- The scale of Britain’s supply chain meltdown is the worst since the 1970s, when the three-day week, power cuts and industrial disputes saw rubbish pile up in the streets.
- Fast forward four decades and the shortages in modern Britain stem from Covid-19 disrupting an intricate network of global supply chains where the slightest problem throws the whole system.
- Experts say worker shortages are at the heart of the UK’s problems, causing issues to bubble up across the economy;
- Britain’s economy came close to stalling in July as disruption from shortages of workers and materials dragged down growth.
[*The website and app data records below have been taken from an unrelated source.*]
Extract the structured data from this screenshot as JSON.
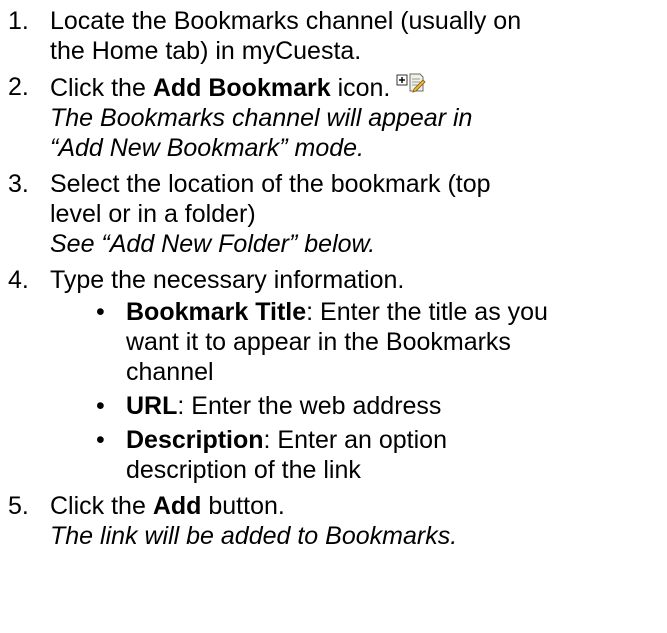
{
  "steps": [
    {
      "num": "1.",
      "line1": "Locate the Bookmarks channel (usually on",
      "line2": "the Home tab) in myCuesta."
    },
    {
      "num": "2.",
      "pre": "Click the ",
      "bold": "Add Bookmark",
      "post": " icon.",
      "icon": "add-bookmark-icon",
      "note1": "The Bookmarks channel will appear in",
      "note2": "“Add New Bookmark” mode."
    },
    {
      "num": "3.",
      "line1": "Select the location of the bookmark (top",
      "line2": "level or in a folder)",
      "note1": "See “Add New Folder” below."
    },
    {
      "num": "4.",
      "line1": "Type the necessary information.",
      "subitems": [
        {
          "bold": "Bookmark Title",
          "line1": ": Enter the title as you",
          "line2": "want it to appear in the Bookmarks",
          "line3": "channel"
        },
        {
          "bold": "URL",
          "line1": ": Enter the web address"
        },
        {
          "bold": "Description",
          "line1": ": Enter an option",
          "line2": "description of the link"
        }
      ]
    },
    {
      "num": "5.",
      "pre": "Click the ",
      "bold": "Add",
      "post": " button.",
      "note1": "The link will be added to Bookmarks."
    }
  ],
  "bullet_char": "•"
}
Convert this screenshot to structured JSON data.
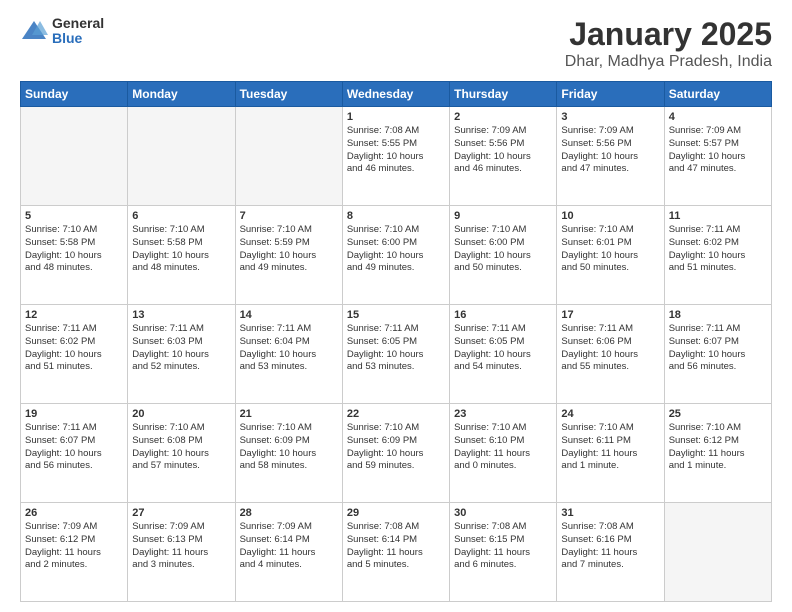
{
  "logo": {
    "general": "General",
    "blue": "Blue"
  },
  "header": {
    "title": "January 2025",
    "subtitle": "Dhar, Madhya Pradesh, India"
  },
  "days_of_week": [
    "Sunday",
    "Monday",
    "Tuesday",
    "Wednesday",
    "Thursday",
    "Friday",
    "Saturday"
  ],
  "weeks": [
    [
      {
        "day": "",
        "info": ""
      },
      {
        "day": "",
        "info": ""
      },
      {
        "day": "",
        "info": ""
      },
      {
        "day": "1",
        "info": "Sunrise: 7:08 AM\nSunset: 5:55 PM\nDaylight: 10 hours\nand 46 minutes."
      },
      {
        "day": "2",
        "info": "Sunrise: 7:09 AM\nSunset: 5:56 PM\nDaylight: 10 hours\nand 46 minutes."
      },
      {
        "day": "3",
        "info": "Sunrise: 7:09 AM\nSunset: 5:56 PM\nDaylight: 10 hours\nand 47 minutes."
      },
      {
        "day": "4",
        "info": "Sunrise: 7:09 AM\nSunset: 5:57 PM\nDaylight: 10 hours\nand 47 minutes."
      }
    ],
    [
      {
        "day": "5",
        "info": "Sunrise: 7:10 AM\nSunset: 5:58 PM\nDaylight: 10 hours\nand 48 minutes."
      },
      {
        "day": "6",
        "info": "Sunrise: 7:10 AM\nSunset: 5:58 PM\nDaylight: 10 hours\nand 48 minutes."
      },
      {
        "day": "7",
        "info": "Sunrise: 7:10 AM\nSunset: 5:59 PM\nDaylight: 10 hours\nand 49 minutes."
      },
      {
        "day": "8",
        "info": "Sunrise: 7:10 AM\nSunset: 6:00 PM\nDaylight: 10 hours\nand 49 minutes."
      },
      {
        "day": "9",
        "info": "Sunrise: 7:10 AM\nSunset: 6:00 PM\nDaylight: 10 hours\nand 50 minutes."
      },
      {
        "day": "10",
        "info": "Sunrise: 7:10 AM\nSunset: 6:01 PM\nDaylight: 10 hours\nand 50 minutes."
      },
      {
        "day": "11",
        "info": "Sunrise: 7:11 AM\nSunset: 6:02 PM\nDaylight: 10 hours\nand 51 minutes."
      }
    ],
    [
      {
        "day": "12",
        "info": "Sunrise: 7:11 AM\nSunset: 6:02 PM\nDaylight: 10 hours\nand 51 minutes."
      },
      {
        "day": "13",
        "info": "Sunrise: 7:11 AM\nSunset: 6:03 PM\nDaylight: 10 hours\nand 52 minutes."
      },
      {
        "day": "14",
        "info": "Sunrise: 7:11 AM\nSunset: 6:04 PM\nDaylight: 10 hours\nand 53 minutes."
      },
      {
        "day": "15",
        "info": "Sunrise: 7:11 AM\nSunset: 6:05 PM\nDaylight: 10 hours\nand 53 minutes."
      },
      {
        "day": "16",
        "info": "Sunrise: 7:11 AM\nSunset: 6:05 PM\nDaylight: 10 hours\nand 54 minutes."
      },
      {
        "day": "17",
        "info": "Sunrise: 7:11 AM\nSunset: 6:06 PM\nDaylight: 10 hours\nand 55 minutes."
      },
      {
        "day": "18",
        "info": "Sunrise: 7:11 AM\nSunset: 6:07 PM\nDaylight: 10 hours\nand 56 minutes."
      }
    ],
    [
      {
        "day": "19",
        "info": "Sunrise: 7:11 AM\nSunset: 6:07 PM\nDaylight: 10 hours\nand 56 minutes."
      },
      {
        "day": "20",
        "info": "Sunrise: 7:10 AM\nSunset: 6:08 PM\nDaylight: 10 hours\nand 57 minutes."
      },
      {
        "day": "21",
        "info": "Sunrise: 7:10 AM\nSunset: 6:09 PM\nDaylight: 10 hours\nand 58 minutes."
      },
      {
        "day": "22",
        "info": "Sunrise: 7:10 AM\nSunset: 6:09 PM\nDaylight: 10 hours\nand 59 minutes."
      },
      {
        "day": "23",
        "info": "Sunrise: 7:10 AM\nSunset: 6:10 PM\nDaylight: 11 hours\nand 0 minutes."
      },
      {
        "day": "24",
        "info": "Sunrise: 7:10 AM\nSunset: 6:11 PM\nDaylight: 11 hours\nand 1 minute."
      },
      {
        "day": "25",
        "info": "Sunrise: 7:10 AM\nSunset: 6:12 PM\nDaylight: 11 hours\nand 1 minute."
      }
    ],
    [
      {
        "day": "26",
        "info": "Sunrise: 7:09 AM\nSunset: 6:12 PM\nDaylight: 11 hours\nand 2 minutes."
      },
      {
        "day": "27",
        "info": "Sunrise: 7:09 AM\nSunset: 6:13 PM\nDaylight: 11 hours\nand 3 minutes."
      },
      {
        "day": "28",
        "info": "Sunrise: 7:09 AM\nSunset: 6:14 PM\nDaylight: 11 hours\nand 4 minutes."
      },
      {
        "day": "29",
        "info": "Sunrise: 7:08 AM\nSunset: 6:14 PM\nDaylight: 11 hours\nand 5 minutes."
      },
      {
        "day": "30",
        "info": "Sunrise: 7:08 AM\nSunset: 6:15 PM\nDaylight: 11 hours\nand 6 minutes."
      },
      {
        "day": "31",
        "info": "Sunrise: 7:08 AM\nSunset: 6:16 PM\nDaylight: 11 hours\nand 7 minutes."
      },
      {
        "day": "",
        "info": ""
      }
    ]
  ]
}
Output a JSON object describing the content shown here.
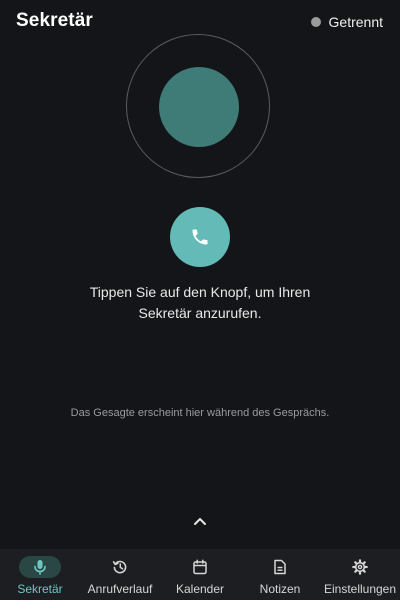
{
  "header": {
    "title": "Sekretär",
    "status_label": "Getrennt",
    "status_dot_color": "#9b9b9b"
  },
  "main": {
    "voice_orb": {
      "ring_color": "#5a5b5f",
      "orb_color": "#3f7b77"
    },
    "call_button": {
      "icon": "phone-icon",
      "color": "#63bab7"
    },
    "prompt_line1": "Tippen Sie auf den Knopf, um Ihren",
    "prompt_line2": "Sekretär anzurufen.",
    "transcript_placeholder": "Das Gesagte erscheint hier während des Gesprächs.",
    "expand_icon": "chevron-up-icon"
  },
  "nav": {
    "active_color": "#6cc8c3",
    "items": [
      {
        "label": "Sekretär",
        "icon": "microphone-icon",
        "active": true
      },
      {
        "label": "Anrufverlauf",
        "icon": "history-icon",
        "active": false
      },
      {
        "label": "Kalender",
        "icon": "calendar-icon",
        "active": false
      },
      {
        "label": "Notizen",
        "icon": "document-icon",
        "active": false
      },
      {
        "label": "Einstellungen",
        "icon": "gear-icon",
        "active": false
      }
    ]
  }
}
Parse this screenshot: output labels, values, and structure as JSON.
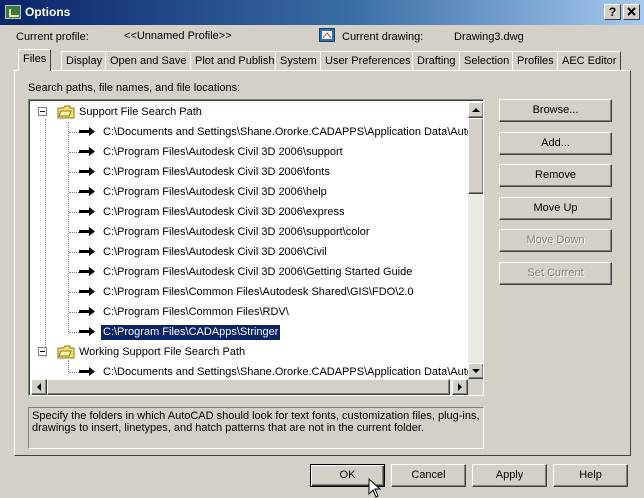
{
  "window": {
    "title": "Options",
    "help_btn": "?",
    "close_btn": "X"
  },
  "header": {
    "current_profile_label": "Current profile:",
    "current_profile_value": "<<Unnamed Profile>>",
    "current_drawing_label": "Current drawing:",
    "current_drawing_value": "Drawing3.dwg"
  },
  "tabs": [
    "Files",
    "Display",
    "Open and Save",
    "Plot and Publish",
    "System",
    "User Preferences",
    "Drafting",
    "Selection",
    "Profiles",
    "AEC Editor"
  ],
  "active_tab": "Files",
  "files": {
    "section_label": "Search paths, file names, and file locations:",
    "tree": [
      {
        "label": "Support File Search Path",
        "level": 0,
        "kind": "folder"
      },
      {
        "label": "C:\\Documents and Settings\\Shane.Ororke.CADAPPS\\Application Data\\Autodesk",
        "level": 1,
        "kind": "path"
      },
      {
        "label": "C:\\Program Files\\Autodesk Civil 3D 2006\\support",
        "level": 1,
        "kind": "path"
      },
      {
        "label": "C:\\Program Files\\Autodesk Civil 3D 2006\\fonts",
        "level": 1,
        "kind": "path"
      },
      {
        "label": "C:\\Program Files\\Autodesk Civil 3D 2006\\help",
        "level": 1,
        "kind": "path"
      },
      {
        "label": "C:\\Program Files\\Autodesk Civil 3D 2006\\express",
        "level": 1,
        "kind": "path"
      },
      {
        "label": "C:\\Program Files\\Autodesk Civil 3D 2006\\support\\color",
        "level": 1,
        "kind": "path"
      },
      {
        "label": "C:\\Program Files\\Autodesk Civil 3D 2006\\Civil",
        "level": 1,
        "kind": "path"
      },
      {
        "label": "C:\\Program Files\\Autodesk Civil 3D 2006\\Getting Started Guide",
        "level": 1,
        "kind": "path"
      },
      {
        "label": "C:\\Program Files\\Common Files\\Autodesk Shared\\GIS\\FDO\\2.0",
        "level": 1,
        "kind": "path"
      },
      {
        "label": "C:\\Program Files\\Common Files\\RDV\\",
        "level": 1,
        "kind": "path"
      },
      {
        "label": "C:\\Program Files\\CADApps\\Stringer",
        "level": 1,
        "kind": "path",
        "selected": true
      },
      {
        "label": "Working Support File Search Path",
        "level": 0,
        "kind": "folder"
      },
      {
        "label": "C:\\Documents and Settings\\Shane.Ororke.CADAPPS\\Application Data\\Autodesk",
        "level": 1,
        "kind": "path"
      }
    ],
    "buttons": {
      "browse": "Browse...",
      "add": "Add...",
      "remove": "Remove",
      "move_up": "Move Up",
      "move_down": "Move Down",
      "set_current": "Set Current"
    },
    "description": "Specify the folders in which AutoCAD should look for text fonts, customization files, plug-ins, drawings to insert, linetypes, and hatch patterns that are not in the current folder."
  },
  "footer": {
    "ok": "OK",
    "cancel": "Cancel",
    "apply": "Apply",
    "help": "Help"
  },
  "colors": {
    "selection_bg": "#0a246a",
    "dialog_bg": "#d4d0c8"
  }
}
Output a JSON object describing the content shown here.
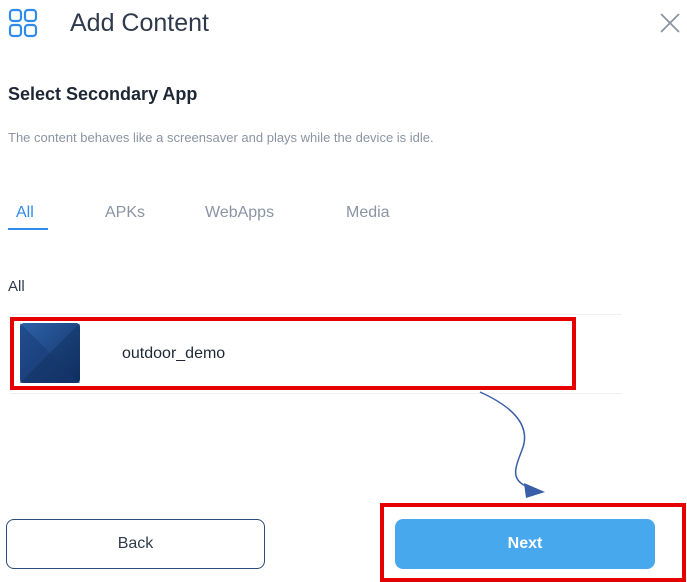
{
  "header": {
    "title": "Add Content",
    "icon": "grid-icon",
    "close_icon": "close-icon"
  },
  "section": {
    "title": "Select Secondary App",
    "description": "The content behaves like a screensaver and plays while the device is idle."
  },
  "tabs": [
    {
      "label": "All",
      "active": true
    },
    {
      "label": "APKs",
      "active": false
    },
    {
      "label": "WebApps",
      "active": false
    },
    {
      "label": "Media",
      "active": false
    }
  ],
  "group_label": "All",
  "apps": [
    {
      "name": "outdoor_demo",
      "icon": "app-thumbnail"
    }
  ],
  "footer": {
    "back_label": "Back",
    "next_label": "Next"
  },
  "colors": {
    "accent": "#2f8ceb",
    "next_button": "#47a8ee",
    "highlight": "#e60000",
    "arrow": "#3a5fa8"
  }
}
- In an example of the multiple touch points for the supply crisis, the Guardian has tracked a humble cup of takeaway coffee from its source, revealing the impact of global heating, shortages of workers and materials, and soaring prices.
- However, there have been issues getting deliveries to supermarkets mainly due to lorry driver shortages.
- The number of Romanian and Bulgarian workers in particular, who would typically fill lower-paid logistics and food production roles, has plunged by almost 90,000, or 24%, since the end of 2019. Employees from eight eastern European countries, including Poland and the Czech Republic, have fallen by more than 100,000, or 12%.
- HospitalityA hiring notice in a restaurant window in Windsor, Berkshire, UK. Photograph: Maureen McLean/REX/ShutterstockSupply chain snarl-ups have taken chicken off the menu at some Nando’s and KFC restaurants, milkshake at McDonald’s, and left Wetherspoon’s running out of toast and lager.